If you are evicted from a property, this action doesn’t usually appear on your credit report. But unpaid rent can show up on your report and have a negative impact on your credit score. If your landlord filed a lawsuit to evict you, the court case is public record. A judgment that awards a landlord the right to evict you is also a public record. These can appear in a consumer history background check and make it more difficult for you to rent property in the future.
Eviction Moratorium Due to the Coronavirus Pandemic
The Coronavirus Aid, Relief, and Economic Security (CARES) Act enacted by Congress last year included a moratorium on evictions for nonpayment of rent. Originally, this was set to expire on June 30, 2020, but it was extended to July 25, 2020. Most CARES Act protections have expired.

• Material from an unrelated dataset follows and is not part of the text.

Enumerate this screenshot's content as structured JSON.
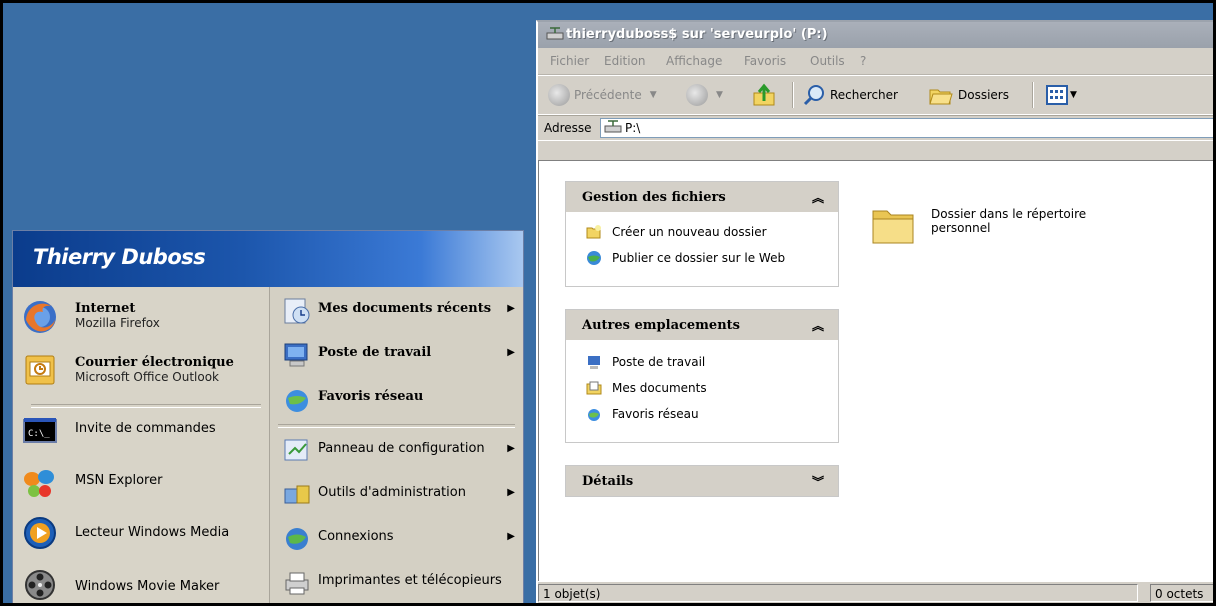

But if your landlord is trying to collect fees or evict you for unpaid rent or fees charged between March 27, 2020, and July 24, 2020, you may have some protections under federal law. Many states and localities also placed a moratorium on eviction proceedings during the pandemic to prevent evictions and homelessness from occurring as a result of the high unemployment rate. If you need help understanding your rights as a tenant, contact a lawyer in your area.
Generally, landlords are not legally permitted to evict their tenants without justification. Most municipalities have landlord-tenant laws that strictly regulate the process of landlords evicting tenants.

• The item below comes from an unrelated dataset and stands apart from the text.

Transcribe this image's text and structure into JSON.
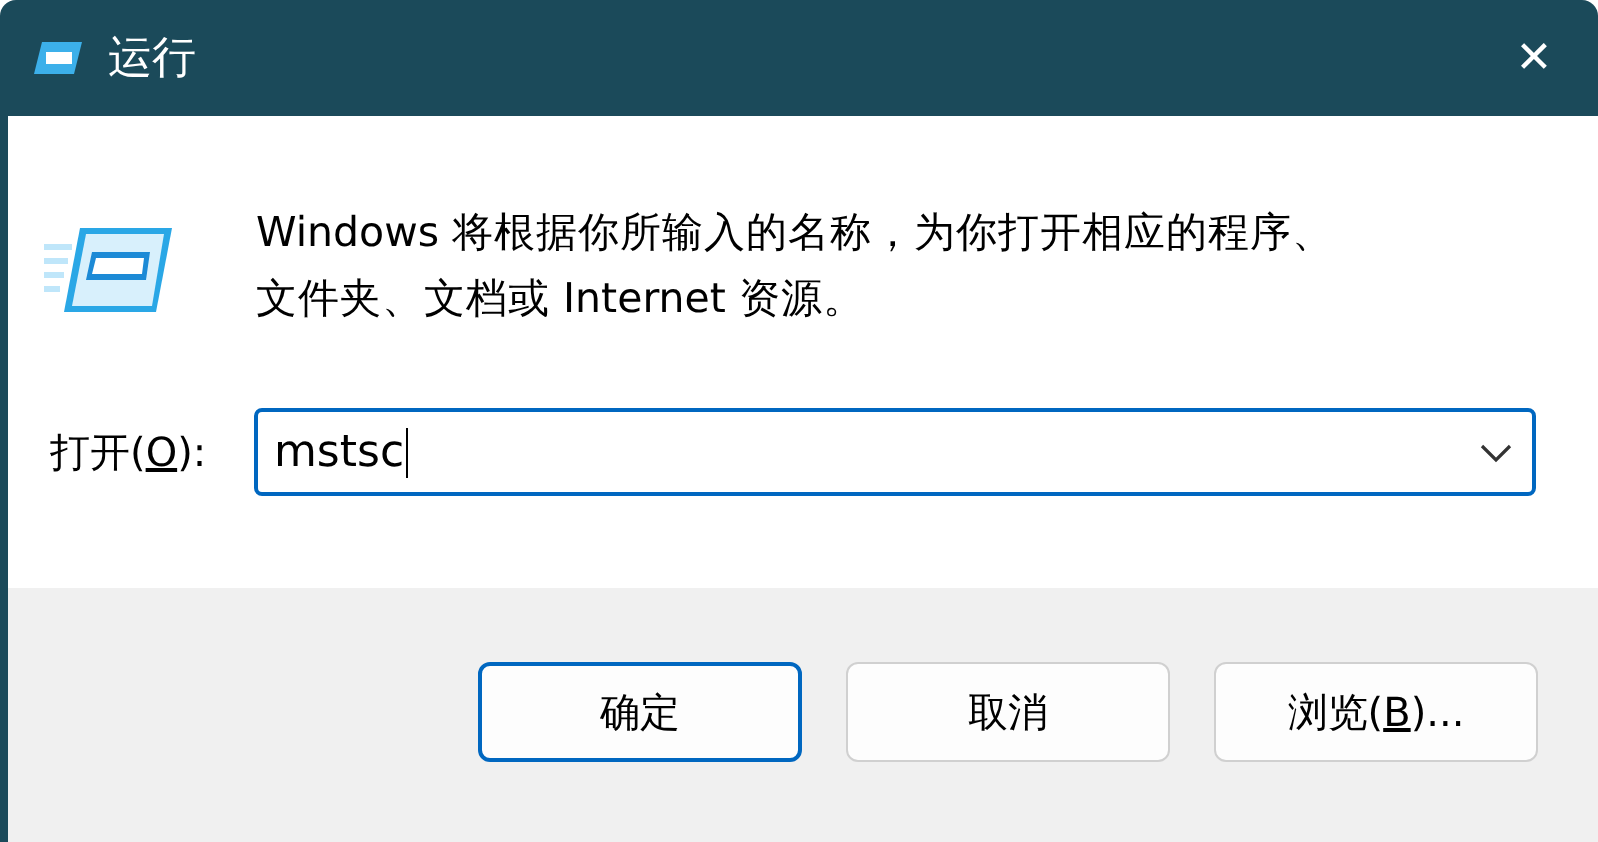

As a tenant, you must clearly understand your rights and responsibilities under your lease and the law in your city and state. You must also understand the eviction process. If you believe that you’re being unfairly or illegally evicted, contact a local attorney. Or investigate the resources that your local court has available for tenants in your city or county.